CRIMEWATCH: Seven Psychopaths
Seven Psychopaths (2012) was a movie that I had strongly anticipated. I wasn’t able to see it until recently, because unfortunately the movie had only a limited release, and wasn’t available anywhere near me. I was not disappointed, I was however surprised. I expected a fast paced action comedy film, what I got was a much deeper story that came off as very personal to the writer/director Martin McDonagh.
One of the main characters played by Colin Farrell is Martin McDonagh himself. Farrell is a writer who is actually writing the movie that we’re watching. When I first heard this I thought it would just be gimmicky and pointless, but thankfully that’s not the case. This concept ends up being very interesting and is crucial to the plot. In the film an ad is placed in the paper calling all psychopaths to an audition. I feel like the writer may have been struggling for an idea much like the character in the film, and contemplated putting an ad in the paper too. The film might be what he thinks could have happened if he had.
The film has a great cast: Woody Harrelson, Christopher Walken, Colin Farrell, and Sam Rockwell all give very good performances. Their characters are surprisingly rich and multilateral. I was really surprised how layered some of these characters actually were. A movie called Seven Psychopaths better have some f*cking good psychopaths, but I didn’t expect the emotional complexity that I found. Especially in Sam Rockwell and Christopher Walken. The entire movie has a very deep and personal glaze over it that raises the film up a couple levels.
The movie has many subplots, which are great but at first felt a little out of place. They all end up tying together really nicely by the end. There are segments where we go to a character’s imagining of the plot. We hear him narrate over events that take place outside of the main story arc.
The cinematography on the whole movie is good, but it was exceedingly more impressive in the imagined sequences. I believe this was done on purpose because these moments are supposed to be a “movie” the other parts are supposed to be real life. Adding an extra coat of visual gloss to these sections helps distinguish between the different parts of the film in a very stylistic way. They could have easily been done sloppily, but they are all fully fleshed out ideas in regards to the relevance of the plot. These mini-stories are actually complex and interesting enough to be worthy of their own films.

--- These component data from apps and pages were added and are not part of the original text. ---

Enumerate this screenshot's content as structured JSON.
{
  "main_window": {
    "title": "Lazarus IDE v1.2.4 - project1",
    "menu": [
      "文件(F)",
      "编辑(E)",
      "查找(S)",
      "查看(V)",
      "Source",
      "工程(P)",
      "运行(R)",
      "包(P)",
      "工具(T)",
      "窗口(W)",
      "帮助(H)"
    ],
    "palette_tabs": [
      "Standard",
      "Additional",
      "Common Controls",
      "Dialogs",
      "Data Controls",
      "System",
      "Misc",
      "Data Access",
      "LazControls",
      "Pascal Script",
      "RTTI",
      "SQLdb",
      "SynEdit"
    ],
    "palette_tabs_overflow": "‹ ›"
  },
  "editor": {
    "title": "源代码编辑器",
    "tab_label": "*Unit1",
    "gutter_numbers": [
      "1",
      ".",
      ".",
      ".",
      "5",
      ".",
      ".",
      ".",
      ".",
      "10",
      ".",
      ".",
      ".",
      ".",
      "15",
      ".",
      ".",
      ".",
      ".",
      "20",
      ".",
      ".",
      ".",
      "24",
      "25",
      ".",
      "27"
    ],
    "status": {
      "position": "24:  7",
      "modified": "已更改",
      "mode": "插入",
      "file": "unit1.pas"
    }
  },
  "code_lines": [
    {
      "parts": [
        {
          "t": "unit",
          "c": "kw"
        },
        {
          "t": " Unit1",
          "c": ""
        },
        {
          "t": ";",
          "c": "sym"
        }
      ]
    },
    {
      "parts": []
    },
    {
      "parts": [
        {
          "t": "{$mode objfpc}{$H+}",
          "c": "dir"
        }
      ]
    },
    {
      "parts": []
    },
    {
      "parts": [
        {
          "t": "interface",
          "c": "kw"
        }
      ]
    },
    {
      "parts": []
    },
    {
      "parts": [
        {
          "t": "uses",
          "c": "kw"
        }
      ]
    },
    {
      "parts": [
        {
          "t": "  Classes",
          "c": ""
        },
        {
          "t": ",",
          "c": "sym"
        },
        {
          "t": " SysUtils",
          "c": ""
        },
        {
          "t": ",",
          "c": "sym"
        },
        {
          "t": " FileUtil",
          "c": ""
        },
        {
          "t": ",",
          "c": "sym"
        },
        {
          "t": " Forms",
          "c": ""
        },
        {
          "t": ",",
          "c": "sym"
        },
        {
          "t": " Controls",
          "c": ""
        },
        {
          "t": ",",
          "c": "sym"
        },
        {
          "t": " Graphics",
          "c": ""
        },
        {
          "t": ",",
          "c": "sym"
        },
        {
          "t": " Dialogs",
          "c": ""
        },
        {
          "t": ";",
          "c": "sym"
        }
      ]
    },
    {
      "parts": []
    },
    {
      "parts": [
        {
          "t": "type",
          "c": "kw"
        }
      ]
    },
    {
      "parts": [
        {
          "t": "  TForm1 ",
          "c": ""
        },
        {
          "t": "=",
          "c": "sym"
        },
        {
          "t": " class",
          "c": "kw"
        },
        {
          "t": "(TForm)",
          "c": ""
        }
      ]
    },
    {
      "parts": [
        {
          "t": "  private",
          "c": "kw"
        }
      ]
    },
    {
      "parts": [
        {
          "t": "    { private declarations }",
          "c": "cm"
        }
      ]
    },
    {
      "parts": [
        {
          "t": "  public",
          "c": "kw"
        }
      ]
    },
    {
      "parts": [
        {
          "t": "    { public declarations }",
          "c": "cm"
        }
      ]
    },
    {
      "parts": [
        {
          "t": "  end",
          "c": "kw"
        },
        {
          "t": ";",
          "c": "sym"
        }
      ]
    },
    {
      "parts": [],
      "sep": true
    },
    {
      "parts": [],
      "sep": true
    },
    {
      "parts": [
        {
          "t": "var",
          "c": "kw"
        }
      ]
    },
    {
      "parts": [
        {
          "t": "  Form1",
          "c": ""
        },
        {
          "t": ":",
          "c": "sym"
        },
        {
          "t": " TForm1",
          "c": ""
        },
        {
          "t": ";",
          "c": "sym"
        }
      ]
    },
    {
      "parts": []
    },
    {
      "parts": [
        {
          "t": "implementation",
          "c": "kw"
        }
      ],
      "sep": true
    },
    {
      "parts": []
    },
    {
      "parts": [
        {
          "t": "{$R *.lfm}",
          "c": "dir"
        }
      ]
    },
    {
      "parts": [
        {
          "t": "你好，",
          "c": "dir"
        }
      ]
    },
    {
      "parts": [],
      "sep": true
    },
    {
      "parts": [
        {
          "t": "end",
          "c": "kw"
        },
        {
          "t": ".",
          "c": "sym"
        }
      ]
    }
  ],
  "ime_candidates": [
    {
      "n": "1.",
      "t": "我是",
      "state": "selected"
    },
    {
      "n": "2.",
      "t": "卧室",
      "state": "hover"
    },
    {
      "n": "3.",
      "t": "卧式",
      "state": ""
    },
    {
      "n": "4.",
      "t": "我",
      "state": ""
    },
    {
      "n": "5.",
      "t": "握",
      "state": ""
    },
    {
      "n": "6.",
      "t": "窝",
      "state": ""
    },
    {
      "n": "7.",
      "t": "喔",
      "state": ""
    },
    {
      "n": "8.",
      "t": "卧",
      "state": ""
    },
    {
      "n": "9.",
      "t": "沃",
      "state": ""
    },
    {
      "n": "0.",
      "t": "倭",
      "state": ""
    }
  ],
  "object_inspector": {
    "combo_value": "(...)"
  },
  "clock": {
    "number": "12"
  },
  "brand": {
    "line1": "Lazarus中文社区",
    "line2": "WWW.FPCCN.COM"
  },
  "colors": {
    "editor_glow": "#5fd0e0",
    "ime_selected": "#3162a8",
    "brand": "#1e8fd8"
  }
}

This film is also very funny. The trailers made the film look like a straight up comedy, but that aspect is really more of a side attraction to the complete story, which is a benefit rather than a hindrance. The comedy works because the cast is full of naturallly funny people who know how to deliver even serious lines in a comedic way. Most of the laughs come from the contradiction of popular movie stereotypes. The film almost begins to deconstruct other films of it’s genre for comedy. The writing is funny, and the excellent delivery from the actors makes the movie a very entertaining ride.
As well as being humorous the movie is very violent but not in a detractive way. It is either used to further the plot or for the sake of comedy. There’s no violence for the sake of disgusting the viewers or for the sake of simply having violence. It’s used in a fun over the top way, but not past the border of ridiculousness. Shooting, stabbing, even burning are all present but none are undeserved.
Seven Psychopaths is one of the best and most original films of the year. It makes me want to follow the director Martin McDonagh who has only done one other feature film In Bruges which I’ve heard good things about, and intend on seeing. I look forward to more films from him in the future.